In the Ottoman Empire, numerous rival international groups made bids for oil concessions between 1900 and 1914.
Eventually, in 1912, a group consisting of British, Dutch and German interests managed to combine to form the Turkish Petroleum Company which was given, in rather obscure circumstances, a concession to prospect for oil in the Baghdad and Mosum wilayets just before the outbreak of the war.
Inevitably, all problems surrounding the development of Iraqi oil depended on the permanent inclusions of Mosul within Iraq. Oil and the frontier award are so inextricably mixed that it is difficult to discuss one except in terms of the other; in spite of all the denials, the Lausanne Conference was as concerned about oil as it was about Mosul.
However, while the Conference [Lausanne] was still in session, the British Government began to put pressure on Iraq in the hope of facilitating the bargaining with Turkey. It had been agreed at San Remo that the Iraq Government should be allowed an option of 20% equity participation in the Turkish Petroleum Company. It was now suggested, early in 1923, that this option should be surrendered to the Turkish (or Turkish and Italian) Government, in exchange for Turkish recognition of Iraqi sovereignty over the Mosul wilayet.
[In 1924] the negotiations between the Iraq Government and the T.C.P. reached a serious impasse on the same question, of whether Iraq should be allowed the promised participation, or simply be given royalties.

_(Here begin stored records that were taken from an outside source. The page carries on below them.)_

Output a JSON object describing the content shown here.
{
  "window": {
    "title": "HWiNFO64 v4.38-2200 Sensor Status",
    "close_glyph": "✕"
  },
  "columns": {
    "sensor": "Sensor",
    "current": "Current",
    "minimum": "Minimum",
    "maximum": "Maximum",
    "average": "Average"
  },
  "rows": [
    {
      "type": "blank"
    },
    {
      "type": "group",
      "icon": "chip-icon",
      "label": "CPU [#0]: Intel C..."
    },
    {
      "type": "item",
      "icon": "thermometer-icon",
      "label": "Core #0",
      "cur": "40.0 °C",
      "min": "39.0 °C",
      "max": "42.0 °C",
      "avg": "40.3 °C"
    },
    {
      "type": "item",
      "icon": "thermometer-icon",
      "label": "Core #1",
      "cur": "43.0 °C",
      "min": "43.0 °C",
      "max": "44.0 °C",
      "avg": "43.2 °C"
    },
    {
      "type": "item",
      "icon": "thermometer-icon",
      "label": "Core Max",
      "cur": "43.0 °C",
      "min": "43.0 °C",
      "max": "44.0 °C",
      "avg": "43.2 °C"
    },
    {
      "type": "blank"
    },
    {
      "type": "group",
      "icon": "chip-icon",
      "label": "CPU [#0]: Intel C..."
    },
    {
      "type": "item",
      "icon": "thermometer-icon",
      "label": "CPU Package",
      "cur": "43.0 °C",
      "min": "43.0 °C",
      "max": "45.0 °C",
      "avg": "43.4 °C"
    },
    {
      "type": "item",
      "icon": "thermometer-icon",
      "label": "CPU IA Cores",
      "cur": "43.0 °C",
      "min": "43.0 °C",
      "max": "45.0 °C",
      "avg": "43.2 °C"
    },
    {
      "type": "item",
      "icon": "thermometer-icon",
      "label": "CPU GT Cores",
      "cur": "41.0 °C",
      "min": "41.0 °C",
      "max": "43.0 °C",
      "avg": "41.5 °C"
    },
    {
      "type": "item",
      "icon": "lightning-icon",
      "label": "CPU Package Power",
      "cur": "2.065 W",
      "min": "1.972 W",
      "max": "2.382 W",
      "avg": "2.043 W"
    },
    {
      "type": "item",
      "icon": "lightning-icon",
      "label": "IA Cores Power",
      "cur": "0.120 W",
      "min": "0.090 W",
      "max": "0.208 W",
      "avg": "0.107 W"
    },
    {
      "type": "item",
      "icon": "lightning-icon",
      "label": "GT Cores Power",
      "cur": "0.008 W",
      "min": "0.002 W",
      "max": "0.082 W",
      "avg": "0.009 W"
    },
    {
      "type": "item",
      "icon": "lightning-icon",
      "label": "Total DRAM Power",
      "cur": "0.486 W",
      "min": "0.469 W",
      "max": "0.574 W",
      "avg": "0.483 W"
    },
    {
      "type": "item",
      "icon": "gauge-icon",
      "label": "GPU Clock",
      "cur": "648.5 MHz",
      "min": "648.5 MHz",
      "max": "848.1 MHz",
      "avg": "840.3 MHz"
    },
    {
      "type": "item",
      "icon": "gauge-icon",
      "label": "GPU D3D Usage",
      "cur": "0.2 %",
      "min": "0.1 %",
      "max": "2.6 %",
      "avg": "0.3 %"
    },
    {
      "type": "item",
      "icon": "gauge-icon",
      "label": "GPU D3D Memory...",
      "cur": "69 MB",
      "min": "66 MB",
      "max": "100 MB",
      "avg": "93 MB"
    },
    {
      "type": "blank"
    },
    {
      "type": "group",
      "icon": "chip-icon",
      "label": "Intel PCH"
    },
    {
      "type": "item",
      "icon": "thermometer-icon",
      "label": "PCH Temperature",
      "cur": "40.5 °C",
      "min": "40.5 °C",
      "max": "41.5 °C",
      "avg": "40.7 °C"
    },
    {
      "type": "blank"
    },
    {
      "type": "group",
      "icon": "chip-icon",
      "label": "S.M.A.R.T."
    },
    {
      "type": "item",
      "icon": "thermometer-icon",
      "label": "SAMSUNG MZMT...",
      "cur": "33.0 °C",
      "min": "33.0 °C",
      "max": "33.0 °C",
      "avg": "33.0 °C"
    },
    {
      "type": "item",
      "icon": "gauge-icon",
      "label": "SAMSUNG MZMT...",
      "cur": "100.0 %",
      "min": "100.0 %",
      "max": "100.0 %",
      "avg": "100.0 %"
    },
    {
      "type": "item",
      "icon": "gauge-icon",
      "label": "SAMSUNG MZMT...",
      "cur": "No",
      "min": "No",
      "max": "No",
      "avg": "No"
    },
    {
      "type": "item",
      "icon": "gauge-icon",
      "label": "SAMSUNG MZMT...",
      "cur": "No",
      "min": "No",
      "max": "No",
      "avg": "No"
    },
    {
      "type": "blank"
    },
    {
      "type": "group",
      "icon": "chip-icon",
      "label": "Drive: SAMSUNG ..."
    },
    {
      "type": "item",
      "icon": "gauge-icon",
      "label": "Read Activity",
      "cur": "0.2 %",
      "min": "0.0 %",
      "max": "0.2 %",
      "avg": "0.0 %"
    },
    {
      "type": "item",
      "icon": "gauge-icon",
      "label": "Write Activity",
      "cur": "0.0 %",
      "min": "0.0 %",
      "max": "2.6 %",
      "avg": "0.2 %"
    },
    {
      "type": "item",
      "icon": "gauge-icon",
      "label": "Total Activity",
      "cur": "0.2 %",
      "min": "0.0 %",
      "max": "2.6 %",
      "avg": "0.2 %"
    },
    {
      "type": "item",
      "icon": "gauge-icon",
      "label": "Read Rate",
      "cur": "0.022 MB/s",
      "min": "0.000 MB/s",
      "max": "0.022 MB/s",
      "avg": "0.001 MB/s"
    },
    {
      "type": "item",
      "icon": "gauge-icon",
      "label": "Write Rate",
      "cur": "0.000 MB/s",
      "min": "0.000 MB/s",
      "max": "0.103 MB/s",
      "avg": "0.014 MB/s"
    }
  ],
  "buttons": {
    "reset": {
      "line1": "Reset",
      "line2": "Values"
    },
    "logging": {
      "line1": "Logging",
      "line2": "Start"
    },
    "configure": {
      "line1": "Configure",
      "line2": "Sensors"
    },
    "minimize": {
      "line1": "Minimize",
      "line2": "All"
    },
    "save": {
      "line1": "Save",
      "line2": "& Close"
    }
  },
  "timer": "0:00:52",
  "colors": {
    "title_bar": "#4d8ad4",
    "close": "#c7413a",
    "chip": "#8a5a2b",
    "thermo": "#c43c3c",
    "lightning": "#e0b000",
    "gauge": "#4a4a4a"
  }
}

Payment on a royalty basis left the Government far more dependent on the Company, over whose affairs it would have no control, and meant that the country's oil income would be determined by the amount of production which the Company considered to be in its own, rather that Iraq's, best interests.

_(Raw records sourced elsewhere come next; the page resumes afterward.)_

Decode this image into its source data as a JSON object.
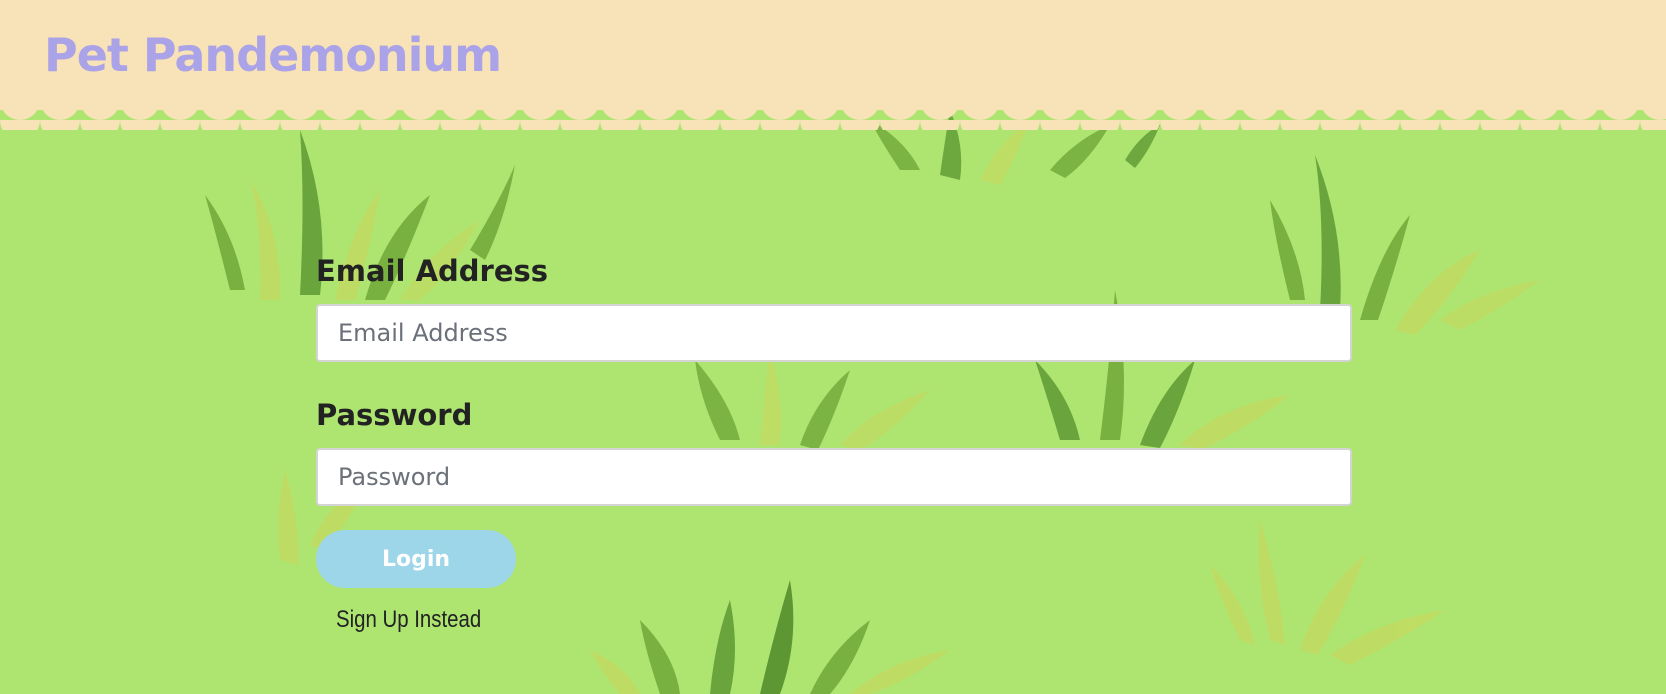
{
  "brand": {
    "title": "Pet Pandemonium"
  },
  "colors": {
    "header_bg": "#f8e2b7",
    "grass_bg": "#aee571",
    "brand_text": "#aba3e8",
    "button_bg": "#9dd6e8"
  },
  "login_form": {
    "email": {
      "label": "Email Address",
      "placeholder": "Email Address",
      "value": ""
    },
    "password": {
      "label": "Password",
      "placeholder": "Password",
      "value": ""
    },
    "login_label": "Login",
    "signup_label": "Sign Up Instead"
  }
}
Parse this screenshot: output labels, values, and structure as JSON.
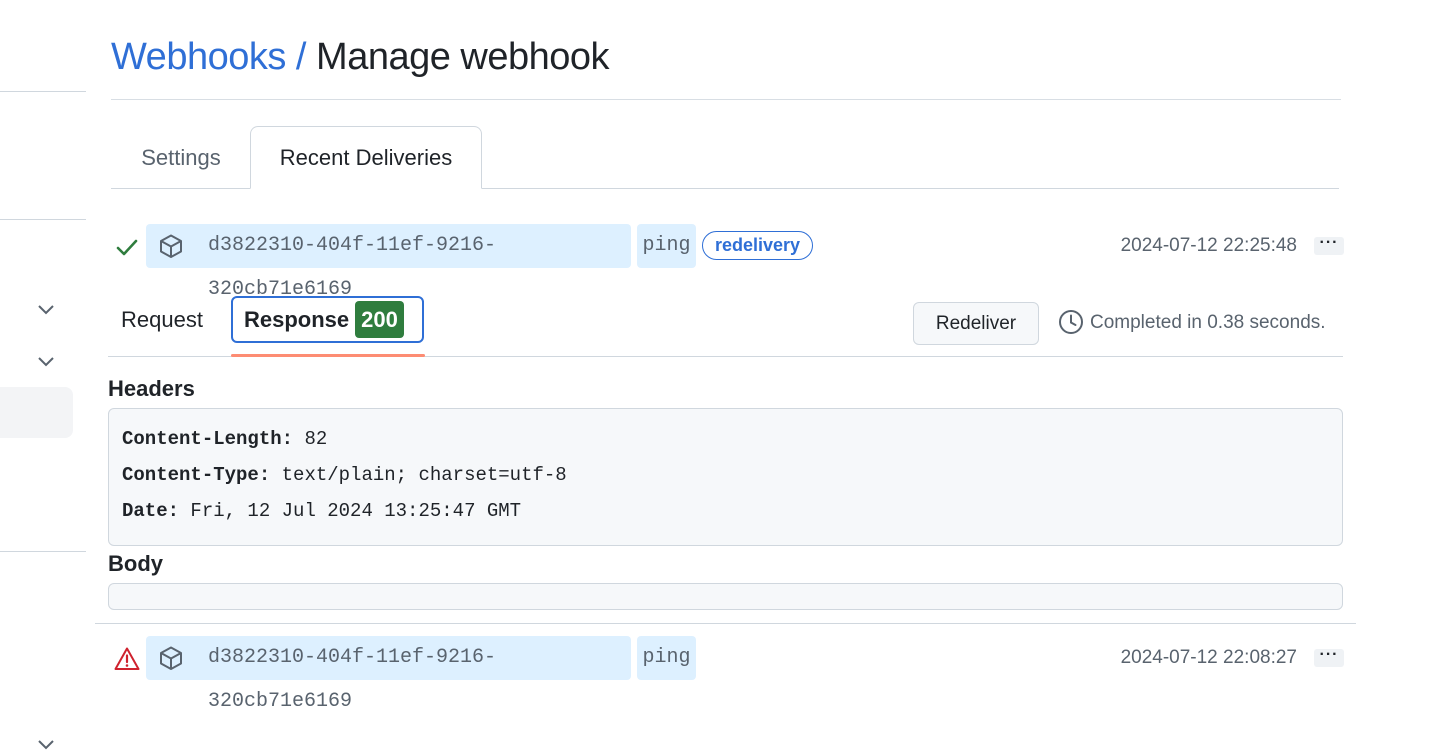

For its part the Iraq Government wanted, apart from equity participation, a gold rather than sterling basis for its royalties. It wanted to retain for its disposal all lands outside the plots selected for exploration by the Company. It wanted a sliding scale introduced so that more production would bring higher percentage of royalties. Finally it was not prepared to waive import duties on materials for the company's exploratory operations for fear of massive abuses.

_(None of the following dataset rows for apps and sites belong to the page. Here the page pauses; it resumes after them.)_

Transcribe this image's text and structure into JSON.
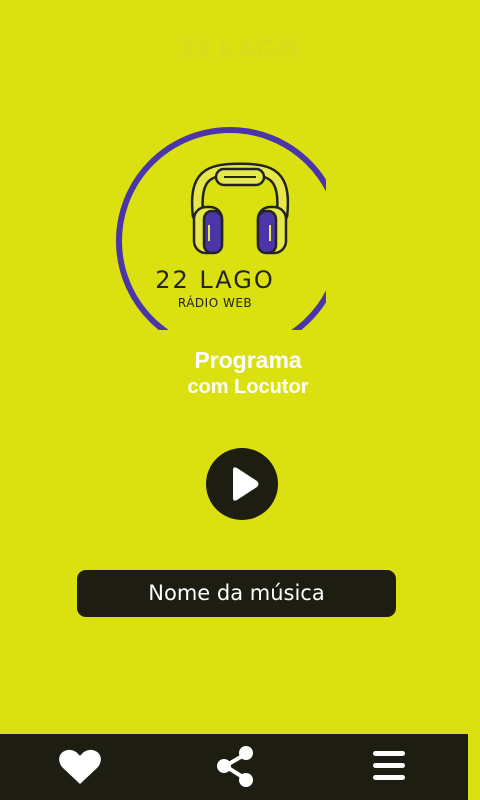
{
  "header": {
    "title": "22 LAGO"
  },
  "logo": {
    "name": "22 LAGO",
    "tagline": "RÁDIO WEB"
  },
  "program": {
    "title": "Programa",
    "subtitle": "com Locutor"
  },
  "player": {
    "play_icon": "play-icon",
    "song_name": "Nome da música"
  },
  "bottom_nav": {
    "items": [
      {
        "icon": "heart-icon"
      },
      {
        "icon": "share-icon"
      },
      {
        "icon": "menu-icon"
      }
    ]
  },
  "colors": {
    "background": "#dbe010",
    "dark": "#1d1d12",
    "ring": "#4b35a8",
    "headphone_yellow": "#e6e84a",
    "text_light": "#ffffff"
  }
}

Nearly nine years after the end of the war [W.W.I.], in April 1927, exploratory work began in earnest in the most promising area, and on 15 October of that year oil was found in enormous quantity at Baba Gurgur near Kirkuk. In spite of this important discovery, the general surplus of oil to world requirements ensured that development would process for the next few years at a leisurely pace, a fact of less concern to the Company (renamed the Iraq Petroleum Company in 1929) than to the Iraq Government; with very little production the Government received correspondingly little revenue, while the value of the Company as a major potential supplier gradually increased. To compensate for all this lack of revenue, the Iraq Petroleum Company agreed to lend the Government (pounds)400,000 in 1931, in form of an advance against royalties, which saved the country from serious financial difficulties, but initiated the Governments's almost permanent dependence on the Company for ordinary revenue. It was not until the early 1950's that oil receipts began to make a substantial contribution to the economy of Iraq."